Women played a key role in developing computer technology and are important to the future of fintech and digital banking and finance.
According to the BBC, the word computer’ comes from the Latin ‘putare’ which means both to think and to prune. By 1731, the word had come to mean someone who did calculations.
Ada Lovelace – the poet Lord Byron’s daughter – wrote the world’s first machine algorithm for an early computing machine that existed only on paper. She’s widely attributed with having invented computer science.
Later in the 19th century, at Harvard College Observatory in the USA, a large group of workers were employed to analyse images of stars and compare their positions. They were women and – because they were brilliant mathematicians –were called ‘computers’. Their pioneering work continued into the 20th Century.
Taking a leaf out of Harvard’s book, in the 1930s, NASA began hiring women as computers. When war broke out, NASA expanded its computer pool, recruiting many college-educated African American women.
Tech women in post-war Britain
In post-war Britain, IBM UK measured the time it took to manufacture a computer in ‘girl hours’, because the people making computers were nearly all women.
At the time, the British government – the biggest computer employer in the land – declined to give women equal pay as computer work was considered low value.
Then perceptions changed.
By the 1960s, it was clear computers would become essential. This meant they required managers to decide how they were programmed and managers in those days were men.
Female computer programmers
But that wasn’t the end of women in tech.
In 1962, computer programmer Stephanie Shirley struck out on her own and set up the software company, Freelance Programmers. One of her clients would be Ann Moffatt from the team that programmed the iconic supersonic aeroplane, Concorde. Ann eventually became technical director at Concorde in charge of over 300 home-based female programmers.
As technology advanced, nerds and geeks became cool. However, despite the early key roles for women, the stereotype was distinctly male and so was the US tech heartland, Silicon Valley.
What led to this shift in the landscape is a much longer debate than this piece allows. Perhaps it was the lack of visible role models, or part of the wider problem of girls being less likely to choose maths and science at school. Whatever it was, the reality was that fewer women saw a future for themselves in tech.

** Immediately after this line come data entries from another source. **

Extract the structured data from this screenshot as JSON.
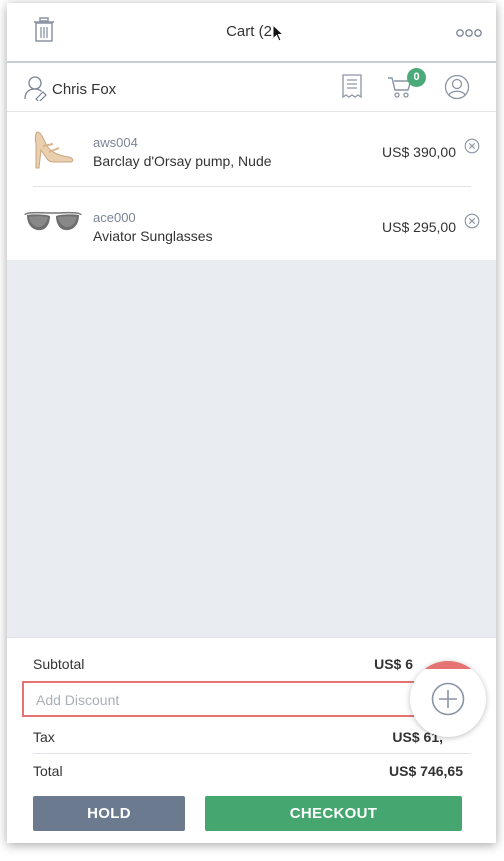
{
  "header": {
    "title": "Cart (2)"
  },
  "customer": {
    "name": "Chris Fox",
    "cart_badge": "0"
  },
  "items": [
    {
      "sku": "aws004",
      "name": "Barclay d'Orsay pump, Nude",
      "price": "US$ 390,00",
      "thumb": "heel-shoe"
    },
    {
      "sku": "ace000",
      "name": "Aviator Sunglasses",
      "price": "US$ 295,00",
      "thumb": "sunglasses"
    }
  ],
  "summary": {
    "subtotal_label": "Subtotal",
    "subtotal_value": "US$ 6",
    "discount_placeholder": "Add Discount",
    "tax_label": "Tax",
    "tax_value": "US$ 61,",
    "total_label": "Total",
    "total_value": "US$ 746,65"
  },
  "actions": {
    "hold_label": "HOLD",
    "checkout_label": "CHECKOUT"
  },
  "colors": {
    "accent_green": "#46a66f",
    "hold_gray": "#6b7a8f",
    "badge_green": "#4caa7a",
    "discount_border": "#e57373"
  }
}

One thing we know for sure though, it wasn’t – as one Google employee once suggested – anything to do with differences in the brain.
And in some parts of the world – such as India and South America – women play a much bigger role in IT, than in Europe and North America.
Tech can give you a great future
In banking and finance technology is changing the way we do things. There’s increasing demand for new talent to help innovate.
Banks and financial services organisations are looking for talented professionals who already have the skills they need – or who they can train.
This represents a new wave of opportunity and potentially gives a whole new meaning to ‘women who count’.
To support women in tech, for each cohort of our Certified Fintech Practitioner course we offer five scholarships to women with our partners, Fintech Diversity Radar.
To apply please email your CV and a short statement (max 1,000 words) to firstname.lastname@example.org.
Your statement should describe how the programme would support your career and/or personal goals. We will also be keen to hear about what you do, or plan to do, personally to encourage and support other women in accessing and progressing careers in the fintech sector or wider financial services industry.
More about Certified Fintech Practitioner on the Centre for Digital Banking and Finance